_WORK INSTRUCTIONS:_
Your answer should consist of every line in the records that holds "Using".

_EXTRACTED ENTRIES:_
Segment Open
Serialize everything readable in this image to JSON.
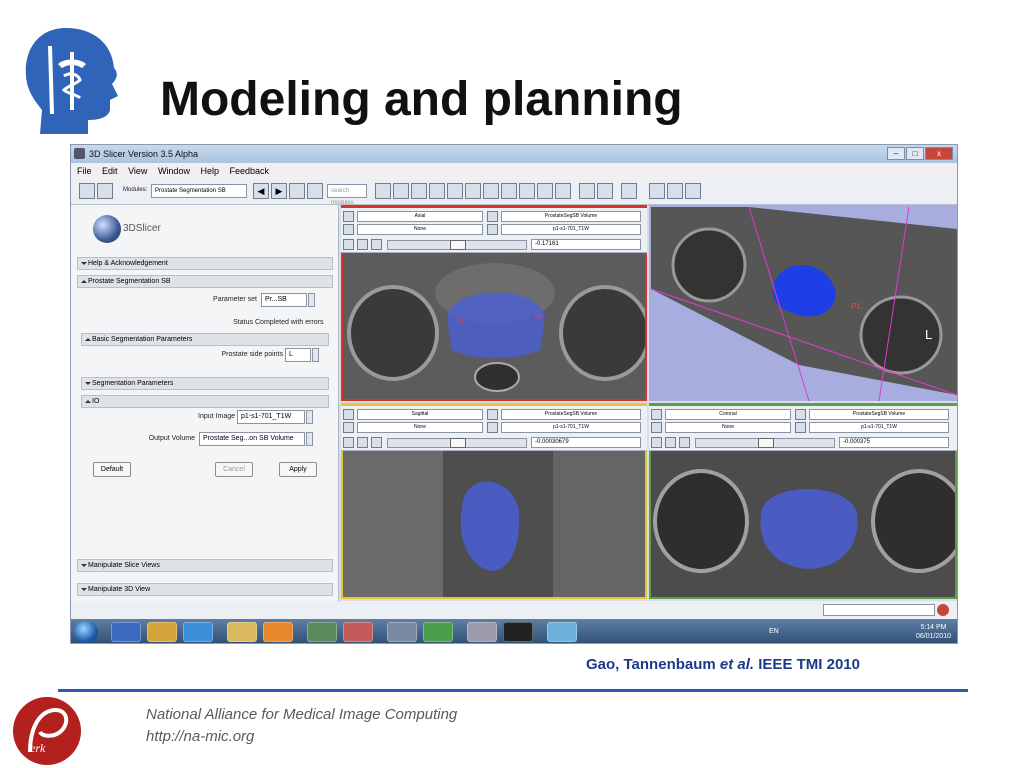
{
  "slide": {
    "title": "Modeling and planning",
    "credit_authors": "Gao, Tannenbaum ",
    "credit_etal": "et al.",
    "credit_journal": " IEEE TMI 2010",
    "footer_line1": "National Alliance for Medical Image Computing",
    "footer_line2": "http://na-mic.org"
  },
  "window": {
    "title": "3D Slicer Version 3.5 Alpha",
    "buttons": [
      "–",
      "□",
      "x"
    ]
  },
  "menu": [
    "File",
    "Edit",
    "View",
    "Window",
    "Help",
    "Feedback"
  ],
  "toolbar": {
    "modules_label": "Modules:",
    "module_value": "Prostate Segmentation SB",
    "search_placeholder": "search modules"
  },
  "left_panel": {
    "brand": "3DSlicer",
    "help_section": "Help & Acknowledgement",
    "module_section": "Prostate Segmentation SB",
    "parameter_set_label": "Parameter set",
    "parameter_set_value": "Pr...SB",
    "status_label": "Status",
    "status_value": "Completed with errors",
    "basic_params_section": "Basic Segmentation Parameters",
    "side_points_label": "Prostate side points",
    "side_points_value": "L",
    "seg_params_section": "Segmentation Parameters",
    "io_section": "IO",
    "input_image_label": "Input Image",
    "input_image_value": "p1-s1-701_T1W",
    "output_volume_label": "Output Volume",
    "output_volume_value": "Prostate Seg...on SB Volume",
    "default_btn": "Default",
    "cancel_btn": "Cancel",
    "apply_btn": "Apply",
    "manip_slice_section": "Manipulate Slice Views",
    "manip_3d_section": "Manipulate 3D View"
  },
  "views": {
    "axial": {
      "orientation": "Axial",
      "label_layer": "ProstateSegSB Volume",
      "fg": "None",
      "bg": "p1-s1-701_T1W",
      "offset": "-0.17161",
      "marker1": "P1",
      "marker2": "P2"
    },
    "sagittal": {
      "orientation": "Sagittal",
      "label_layer": "ProstateSegSB Volume",
      "fg": "None",
      "bg": "p1-s1-701_T1W",
      "offset": "-0.00030679"
    },
    "coronal": {
      "orientation": "Coronal",
      "label_layer": "ProstateSegSB Volume",
      "fg": "None",
      "bg": "p1-s1-701_T1W",
      "offset": "-0.000375"
    },
    "three_d": {
      "marker": "P1",
      "orient_label": "L"
    }
  },
  "taskbar": {
    "lang": "EN",
    "time": "5:14 PM",
    "date": "06/01/2010"
  },
  "colors": {
    "title": "#111111",
    "credit": "#1b3a8c",
    "rule": "#2e5aa8",
    "axial_border": "#d9322a",
    "sagittal_border": "#e6c62e",
    "coronal_border": "#5aa04a",
    "segmentation": "#4a5fd6",
    "view3d_bg": "#a7aedf"
  }
}
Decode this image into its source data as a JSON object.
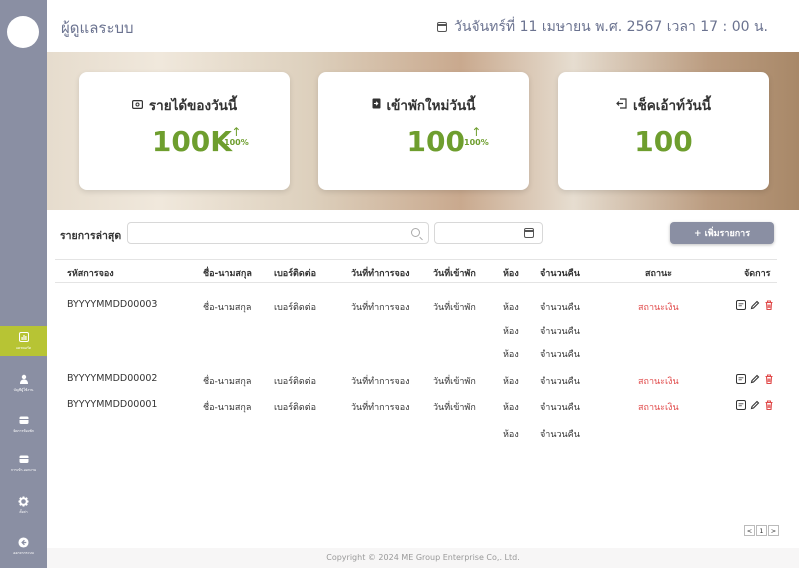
{
  "sidebar": {
    "items": [
      {
        "label": "แดชบอร์ด",
        "icon": "chart-icon",
        "active": true
      },
      {
        "label": "บัญชีผู้ใช้งาน",
        "icon": "user-icon"
      },
      {
        "label": "จัดการห้องพัก",
        "icon": "room-icon"
      },
      {
        "label": "การเข้า-ออกงาน",
        "icon": "attendance-icon"
      },
      {
        "label": "ตั้งค่า",
        "icon": "gear-icon"
      },
      {
        "label": "ออกจากระบบ",
        "icon": "logout-icon"
      }
    ]
  },
  "header": {
    "title": "ผู้ดูแลระบบ",
    "datetime": "วันจันทร์ที่ 11 เมษายน พ.ศ. 2567 เวลา 17 : 00 น."
  },
  "cards": [
    {
      "title": "รายได้ของวันนี้",
      "value": "100K",
      "trend": "100%",
      "icon": "money-icon"
    },
    {
      "title": "เข้าพักใหม่วันนี้",
      "value": "100",
      "trend": "100%",
      "icon": "checkin-icon"
    },
    {
      "title": "เช็คเอ้าท์วันนี้",
      "value": "100",
      "icon": "checkout-icon"
    }
  ],
  "toolbar": {
    "label": "รายการล่าสุด",
    "search_placeholder": "",
    "date_placeholder": "",
    "add_label": "+ เพิ่มรายการ"
  },
  "table": {
    "headers": [
      "รหัสการจอง",
      "ชื่อ-นามสกุล",
      "เบอร์ติดต่อ",
      "วันที่ทำการจอง",
      "วันที่เข้าพัก",
      "ห้อง",
      "จำนวนคืน",
      "สถานะ",
      "จัดการ"
    ],
    "rows": [
      {
        "code": "BYYYYMMDD00003",
        "name": "ชื่อ-นามสกุล",
        "phone": "เบอร์ติดต่อ",
        "booked": "วันที่ทำการจอง",
        "checkin": "วันที่เข้าพัก",
        "rooms": [
          "ห้อง",
          "ห้อง",
          "ห้อง"
        ],
        "nights": [
          "จำนวนคืน",
          "จำนวนคืน",
          "จำนวนคืน"
        ],
        "status": "สถานะเงิน"
      },
      {
        "code": "BYYYYMMDD00002",
        "name": "ชื่อ-นามสกุล",
        "phone": "เบอร์ติดต่อ",
        "booked": "วันที่ทำการจอง",
        "checkin": "วันที่เข้าพัก",
        "rooms": [
          "ห้อง"
        ],
        "nights": [
          "จำนวนคืน"
        ],
        "status": "สถานะเงิน"
      },
      {
        "code": "BYYYYMMDD00001",
        "name": "ชื่อ-นามสกุล",
        "phone": "เบอร์ติดต่อ",
        "booked": "วันที่ทำการจอง",
        "checkin": "วันที่เข้าพัก",
        "rooms": [
          "ห้อง",
          "ห้อง"
        ],
        "nights": [
          "จำนวนคืน",
          "จำนวนคืน"
        ],
        "status": "สถานะเงิน"
      }
    ]
  },
  "pagination": {
    "prev": "<",
    "page": "1",
    "next": ">"
  },
  "footer": {
    "text": "Copyright © 2024 ME Group Enterprise Co,. Ltd."
  },
  "colors": {
    "sidebar": "#8a8fa3",
    "active": "#b7c434",
    "accent_green": "#6e9e2e",
    "status_red": "#e04848"
  }
}
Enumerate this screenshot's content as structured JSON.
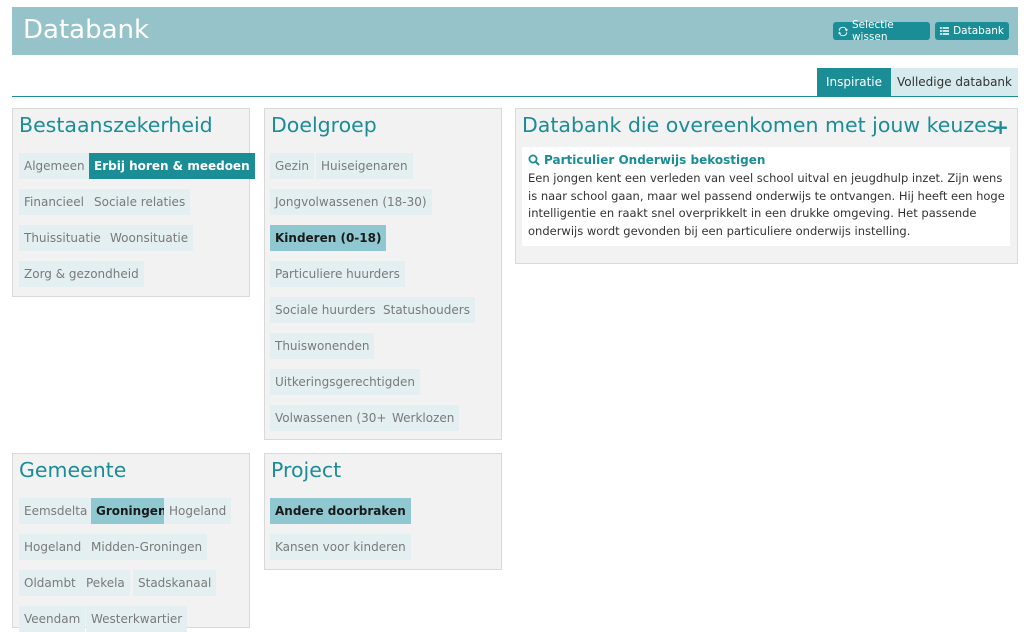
{
  "header": {
    "title": "Databank",
    "clear_button": "Selectie wissen",
    "databank_button": "Databank"
  },
  "tabs": [
    {
      "label": "Inspiratie",
      "active": true
    },
    {
      "label": "Volledige databank",
      "active": false
    }
  ],
  "panels": {
    "bestaanszekerheid": {
      "title": "Bestaanszekerheid",
      "tags": [
        "Algemeen",
        "Erbij horen & meedoen",
        "Financieel",
        "Sociale relaties",
        "Thuissituatie",
        "Woonsituatie",
        "Zorg & gezondheid"
      ],
      "selected": [
        "Erbij horen & meedoen"
      ]
    },
    "doelgroep": {
      "title": "Doelgroep",
      "tags": [
        "Gezin",
        "Huiseigenaren",
        "Jongvolwassenen (18-30)",
        "Kinderen (0-18)",
        "Particuliere huurders",
        "Sociale huurders",
        "Statushouders",
        "Thuiswonenden",
        "Uitkeringsgerechtigden",
        "Volwassenen (30+)",
        "Werklozen"
      ],
      "selected": [
        "Kinderen (0-18)"
      ]
    },
    "gemeente": {
      "title": "Gemeente",
      "tags": [
        "Eemsdelta",
        "Groningen",
        "Hogeland",
        "Hogeland",
        "Midden-Groningen",
        "Oldambt",
        "Pekela",
        "Stadskanaal",
        "Veendam",
        "Westerkwartier"
      ],
      "selected": [
        "Groningen"
      ]
    },
    "project": {
      "title": "Project",
      "tags": [
        "Andere doorbraken",
        "Kansen voor kinderen"
      ],
      "selected": [
        "Andere doorbraken"
      ]
    }
  },
  "results": {
    "title": "Databank die overeenkomen met jouw keuzes",
    "plus": "+",
    "items": [
      {
        "title": "Particulier Onderwijs bekostigen",
        "text": "Een jongen kent een verleden van veel school uitval en jeugdhulp inzet. Zijn wens is naar school gaan, maar wel passend onderwijs te ontvangen. Hij heeft een hoge intelligentie en raakt snel overprikkelt in een drukke omgeving. Het passende onderwijs wordt gevonden bij een particuliere onderwijs instelling."
      }
    ]
  },
  "colors": {
    "accent": "#1b8d97",
    "header_bg": "#96c3c9",
    "tag_bg": "#e4eff1",
    "selected_light": "#8fc8d0"
  }
}
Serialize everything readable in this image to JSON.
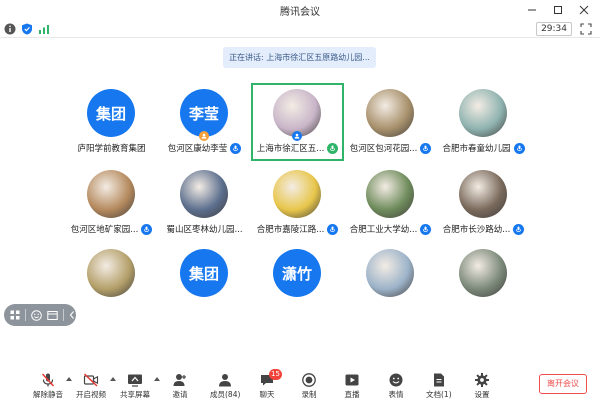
{
  "window": {
    "title": "腾讯会议"
  },
  "status": {
    "timer": "29:34"
  },
  "speaking": {
    "text": "正在讲话: 上海市徐汇区五原路幼儿园..."
  },
  "participants": [
    {
      "name": "庐阳学前教育集团",
      "avatar_text": "集团",
      "photo": false,
      "badge": "",
      "mic": false,
      "active": false
    },
    {
      "name": "包河区康幼李莹",
      "avatar_text": "李莹",
      "photo": false,
      "badge": "host",
      "mic": true,
      "active": false
    },
    {
      "name": "上海市徐汇区五...",
      "avatar_text": "",
      "photo": true,
      "photo_color": "#c9b6c9",
      "badge": "cohost",
      "mic": true,
      "active": true
    },
    {
      "name": "包河区包河花园...",
      "avatar_text": "",
      "photo": true,
      "photo_color": "#a8916c",
      "badge": "",
      "mic": true,
      "active": false
    },
    {
      "name": "合肥市春童幼儿园",
      "avatar_text": "",
      "photo": true,
      "photo_color": "#8fb3b0",
      "badge": "",
      "mic": true,
      "active": false
    },
    {
      "name": "包河区地矿家园...",
      "avatar_text": "",
      "photo": true,
      "photo_color": "#b58a5e",
      "badge": "",
      "mic": true,
      "active": false
    },
    {
      "name": "蜀山区枣林幼儿园...",
      "avatar_text": "",
      "photo": true,
      "photo_color": "#5c6f8e",
      "badge": "",
      "mic": false,
      "active": false
    },
    {
      "name": "合肥市嘉陵江路...",
      "avatar_text": "",
      "photo": true,
      "photo_color": "#e8c64b",
      "badge": "",
      "mic": true,
      "active": false
    },
    {
      "name": "合肥工业大学幼...",
      "avatar_text": "",
      "photo": true,
      "photo_color": "#6f8c5c",
      "badge": "",
      "mic": true,
      "active": false
    },
    {
      "name": "合肥市长沙路幼...",
      "avatar_text": "",
      "photo": true,
      "photo_color": "#7a6a5c",
      "badge": "",
      "mic": true,
      "active": false
    },
    {
      "name": "",
      "avatar_text": "",
      "photo": true,
      "photo_color": "#b4a06a",
      "badge": "",
      "mic": false,
      "active": false
    },
    {
      "name": "",
      "avatar_text": "集团",
      "photo": false,
      "badge": "",
      "mic": false,
      "active": false
    },
    {
      "name": "",
      "avatar_text": "潇竹",
      "photo": false,
      "badge": "",
      "mic": false,
      "active": false
    },
    {
      "name": "",
      "avatar_text": "",
      "photo": true,
      "photo_color": "#9cb3c9",
      "badge": "",
      "mic": false,
      "active": false
    },
    {
      "name": "",
      "avatar_text": "",
      "photo": true,
      "photo_color": "#7c8a7a",
      "badge": "",
      "mic": false,
      "active": false
    }
  ],
  "toolbar": {
    "mute": "解除静音",
    "video": "开启视频",
    "share": "共享屏幕",
    "invite": "邀请",
    "members": "成员(84)",
    "chat": "聊天",
    "chat_count": "15",
    "record": "录制",
    "live": "直播",
    "reactions": "表情",
    "docs": "文档(1)",
    "settings": "设置",
    "leave": "离开会议"
  },
  "colors": {
    "accent": "#1677ee",
    "active_border": "#2fb46a",
    "leave": "#ee4d4d",
    "badge_red": "#f0433a"
  }
}
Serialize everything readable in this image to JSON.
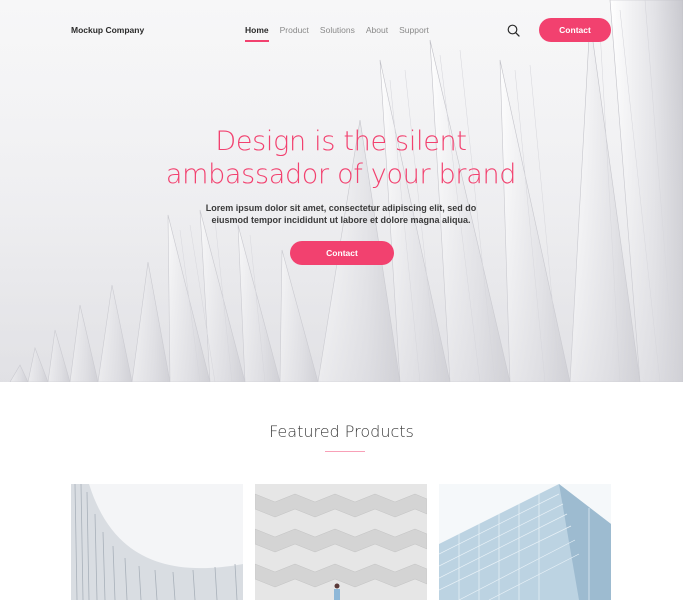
{
  "nav": {
    "brand": "Mockup Company",
    "items": [
      {
        "label": "Home",
        "active": true
      },
      {
        "label": "Product",
        "active": false
      },
      {
        "label": "Solutions",
        "active": false
      },
      {
        "label": "About",
        "active": false
      },
      {
        "label": "Support",
        "active": false
      }
    ],
    "search_icon": "search-icon",
    "contact_label": "Contact"
  },
  "hero": {
    "title_line1": "Design is the silent",
    "title_line2": "ambassador of your brand",
    "subtitle_line1": "Lorem ipsum dolor sit amet, consectetur adipiscing elit, sed do",
    "subtitle_line2": "eiusmod tempor incididunt ut labore et dolore magna aliqua.",
    "cta_label": "Contact"
  },
  "featured": {
    "title": "Featured Products"
  },
  "colors": {
    "accent": "#f2416f",
    "text_dark": "#2b2b2b",
    "text_muted": "#8a8a8a"
  }
}
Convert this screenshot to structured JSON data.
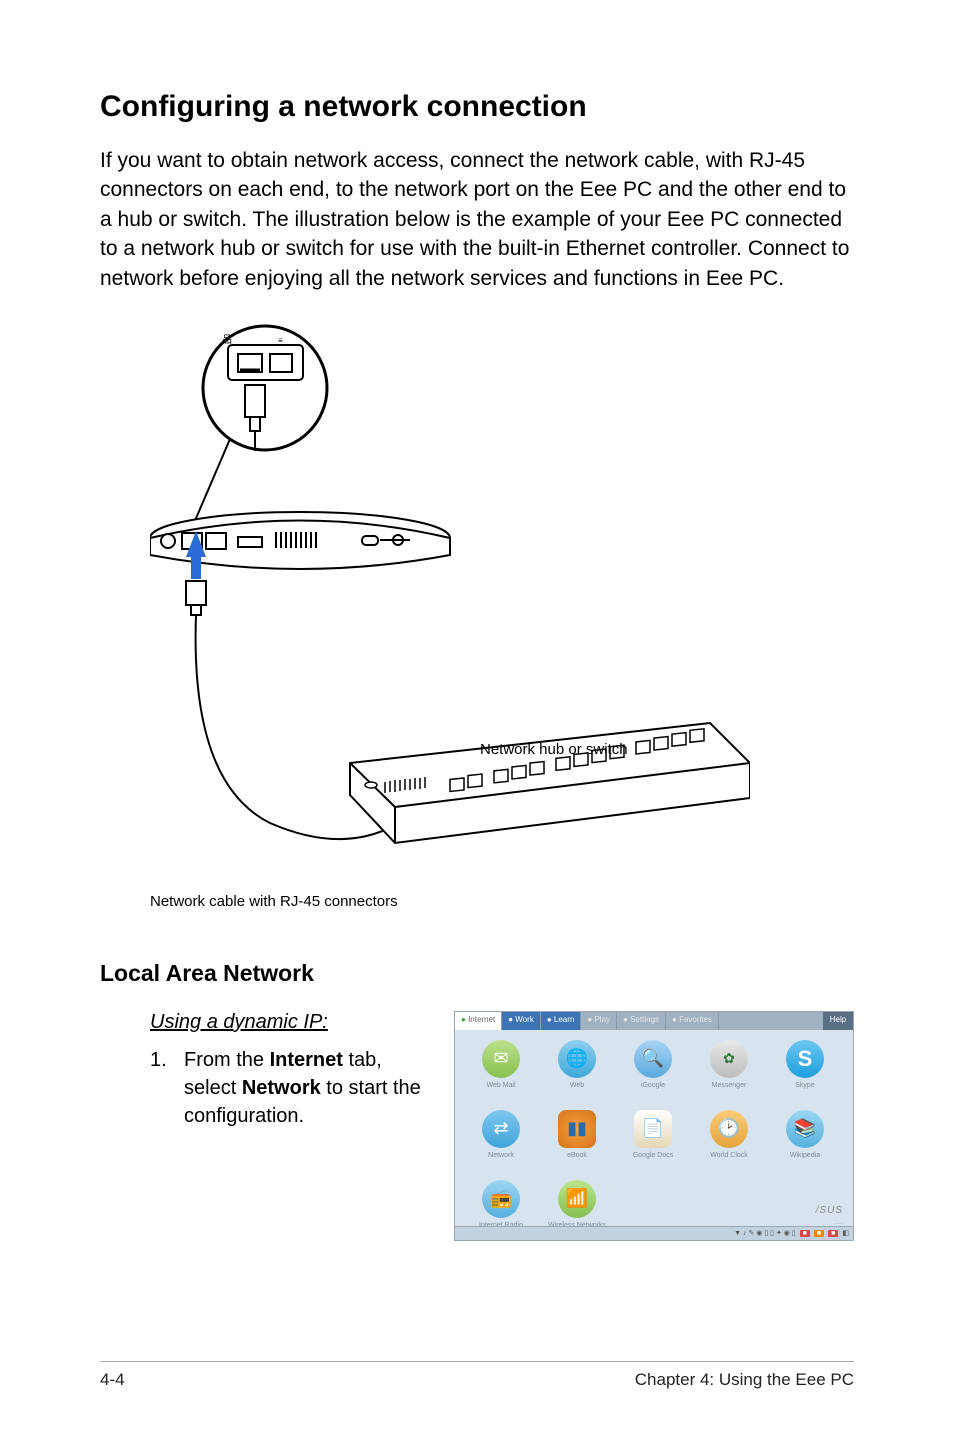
{
  "title": "Configuring a network connection",
  "intro": "If you want to obtain network access, connect the network cable, with RJ-45 connectors on each end, to the network port on the Eee PC and the other end to a hub or switch. The illustration below is the example of your Eee PC connected to a network hub or switch for use with the built-in Ethernet controller. Connect to network before enjoying all the network services and functions in Eee PC.",
  "diagram": {
    "switch_label": "Network hub or switch",
    "rj45_caption": "Network cable with RJ-45 connectors"
  },
  "section_heading": "Local Area Network",
  "sub_heading": "Using a dynamic IP:",
  "step1_num": "1.",
  "step1_a": "From the ",
  "step1_b": "Internet",
  "step1_c": " tab, select ",
  "step1_d": "Network",
  "step1_e": " to start the configuration.",
  "os_tabs": {
    "internet": "Internet",
    "work": "Work",
    "learn": "Learn",
    "play": "Play",
    "settings": "Settings",
    "favorites": "Favorites",
    "help": "Help"
  },
  "apps": {
    "webmail": "Web Mail",
    "web": "Web",
    "google": "iGoogle",
    "messenger": "Messenger",
    "skype": "Skype",
    "network": "Network",
    "ebook": "eBook",
    "googledocs": "Google Docs",
    "worldclock": "World Clock",
    "wikipedia": "Wikipedia",
    "internetradio": "Internet Radio",
    "wireless": "Wireless Networks"
  },
  "brand": "/SUS",
  "footer_left": "4-4",
  "footer_right": "Chapter 4: Using the Eee PC"
}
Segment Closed
_RESPONSE AREA:_
  "sub_heading": "Using a dynamic IP:",
  "footer_right": "Chapter 4: Using the Eee PC"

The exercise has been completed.